• Source data
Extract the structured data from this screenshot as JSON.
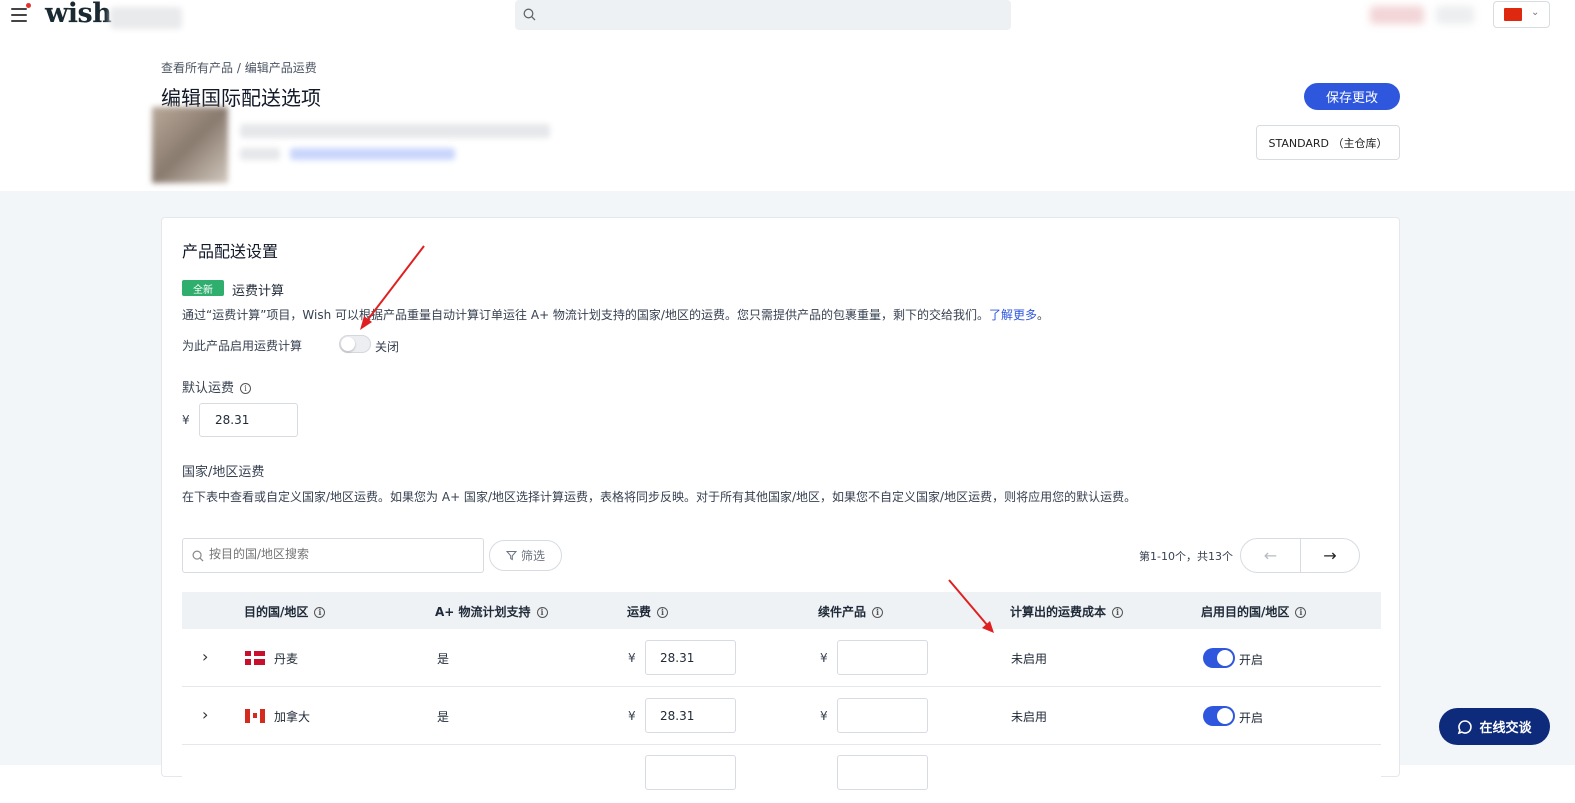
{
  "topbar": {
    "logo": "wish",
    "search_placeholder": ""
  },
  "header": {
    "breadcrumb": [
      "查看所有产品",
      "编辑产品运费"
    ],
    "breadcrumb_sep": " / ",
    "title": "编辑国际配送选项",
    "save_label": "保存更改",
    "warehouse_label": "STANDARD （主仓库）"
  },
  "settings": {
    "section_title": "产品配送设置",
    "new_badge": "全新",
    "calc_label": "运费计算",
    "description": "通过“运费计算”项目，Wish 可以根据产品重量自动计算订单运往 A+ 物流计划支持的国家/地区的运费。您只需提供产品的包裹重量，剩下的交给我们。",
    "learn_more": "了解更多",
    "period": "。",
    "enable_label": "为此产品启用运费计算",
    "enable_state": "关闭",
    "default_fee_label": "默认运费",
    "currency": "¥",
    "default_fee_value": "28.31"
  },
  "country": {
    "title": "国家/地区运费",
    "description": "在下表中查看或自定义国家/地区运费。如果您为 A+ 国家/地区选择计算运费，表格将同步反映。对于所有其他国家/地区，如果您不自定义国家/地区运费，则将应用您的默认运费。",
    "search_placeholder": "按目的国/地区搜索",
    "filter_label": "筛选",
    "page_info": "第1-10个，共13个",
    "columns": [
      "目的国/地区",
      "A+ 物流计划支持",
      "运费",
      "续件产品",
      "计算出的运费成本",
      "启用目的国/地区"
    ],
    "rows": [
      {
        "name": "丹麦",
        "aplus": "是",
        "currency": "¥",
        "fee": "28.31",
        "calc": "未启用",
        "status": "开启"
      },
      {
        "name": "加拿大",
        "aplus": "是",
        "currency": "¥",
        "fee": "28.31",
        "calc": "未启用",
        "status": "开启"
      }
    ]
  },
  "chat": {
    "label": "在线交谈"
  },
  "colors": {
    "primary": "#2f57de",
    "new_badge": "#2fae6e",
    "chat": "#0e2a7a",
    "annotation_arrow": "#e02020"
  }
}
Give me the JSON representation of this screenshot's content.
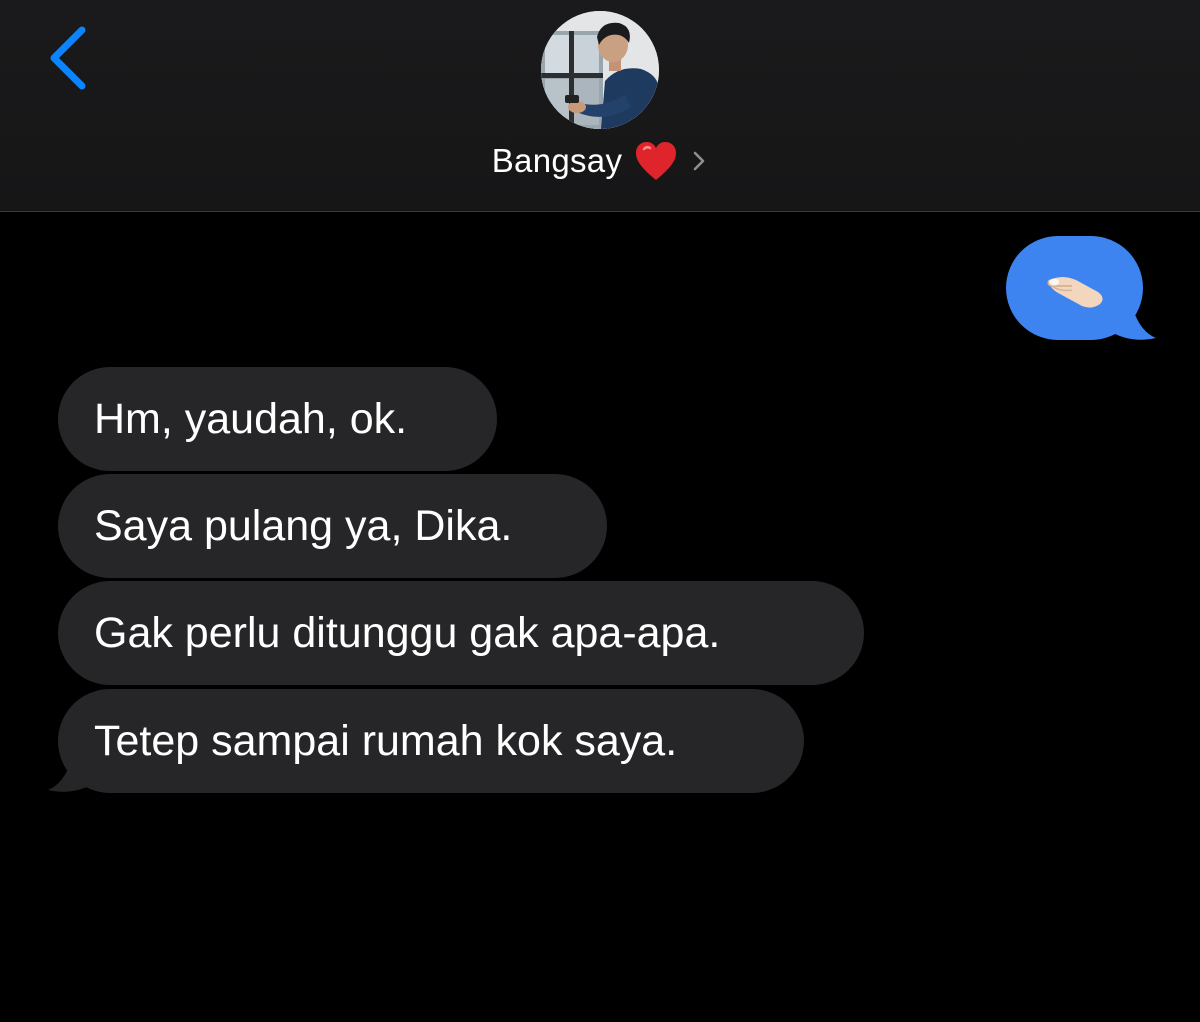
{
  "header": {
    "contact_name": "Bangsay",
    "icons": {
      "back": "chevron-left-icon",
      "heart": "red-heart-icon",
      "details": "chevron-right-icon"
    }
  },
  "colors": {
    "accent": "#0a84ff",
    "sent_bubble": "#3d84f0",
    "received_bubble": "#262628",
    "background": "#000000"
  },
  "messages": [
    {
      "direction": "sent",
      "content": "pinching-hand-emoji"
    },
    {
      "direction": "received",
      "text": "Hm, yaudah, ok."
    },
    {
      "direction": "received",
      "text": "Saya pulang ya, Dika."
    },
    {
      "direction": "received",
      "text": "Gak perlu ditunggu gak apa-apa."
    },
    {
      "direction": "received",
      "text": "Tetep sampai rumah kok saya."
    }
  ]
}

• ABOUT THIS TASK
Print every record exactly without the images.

• RESPONSE FOR THIS EXERCISE
Extract the structured data from this screenshot as JSON.
{
  "topbar": {
    "logo": "wish",
    "search_placeholder": ""
  },
  "header": {
    "breadcrumb": [
      "查看所有产品",
      "编辑产品运费"
    ],
    "breadcrumb_sep": " / ",
    "title": "编辑国际配送选项",
    "save_label": "保存更改",
    "warehouse_label": "STANDARD （主仓库）"
  },
  "settings": {
    "section_title": "产品配送设置",
    "new_badge": "全新",
    "calc_label": "运费计算",
    "description": "通过“运费计算”项目，Wish 可以根据产品重量自动计算订单运往 A+ 物流计划支持的国家/地区的运费。您只需提供产品的包裹重量，剩下的交给我们。",
    "learn_more": "了解更多",
    "period": "。",
    "enable_label": "为此产品启用运费计算",
    "enable_state": "关闭",
    "default_fee_label": "默认运费",
    "currency": "¥",
    "default_fee_value": "28.31"
  },
  "country": {
    "title": "国家/地区运费",
    "description": "在下表中查看或自定义国家/地区运费。如果您为 A+ 国家/地区选择计算运费，表格将同步反映。对于所有其他国家/地区，如果您不自定义国家/地区运费，则将应用您的默认运费。",
    "search_placeholder": "按目的国/地区搜索",
    "filter_label": "筛选",
    "page_info": "第1-10个，共13个",
    "columns": [
      "目的国/地区",
      "A+ 物流计划支持",
      "运费",
      "续件产品",
      "计算出的运费成本",
      "启用目的国/地区"
    ],
    "rows": [
      {
        "name": "丹麦",
        "aplus": "是",
        "currency": "¥",
        "fee": "28.31",
        "calc": "未启用",
        "status": "开启"
      },
      {
        "name": "加拿大",
        "aplus": "是",
        "currency": "¥",
        "fee": "28.31",
        "calc": "未启用",
        "status": "开启"
      }
    ]
  },
  "chat": {
    "label": "在线交谈"
  },
  "colors": {
    "primary": "#2f57de",
    "new_badge": "#2fae6e",
    "chat": "#0e2a7a",
    "annotation_arrow": "#e02020"
  }
}
Give me the JSON representation of this screenshot's content.
{
  "header": {
    "contact_name": "Bangsay",
    "icons": {
      "back": "chevron-left-icon",
      "heart": "red-heart-icon",
      "details": "chevron-right-icon"
    }
  },
  "colors": {
    "accent": "#0a84ff",
    "sent_bubble": "#3d84f0",
    "received_bubble": "#262628",
    "background": "#000000"
  },
  "messages": [
    {
      "direction": "sent",
      "content": "pinching-hand-emoji"
    },
    {
      "direction": "received",
      "text": "Hm, yaudah, ok."
    },
    {
      "direction": "received",
      "text": "Saya pulang ya, Dika."
    },
    {
      "direction": "received",
      "text": "Gak perlu ditunggu gak apa-apa."
    },
    {
      "direction": "received",
      "text": "Tetep sampai rumah kok saya."
    }
  ]
}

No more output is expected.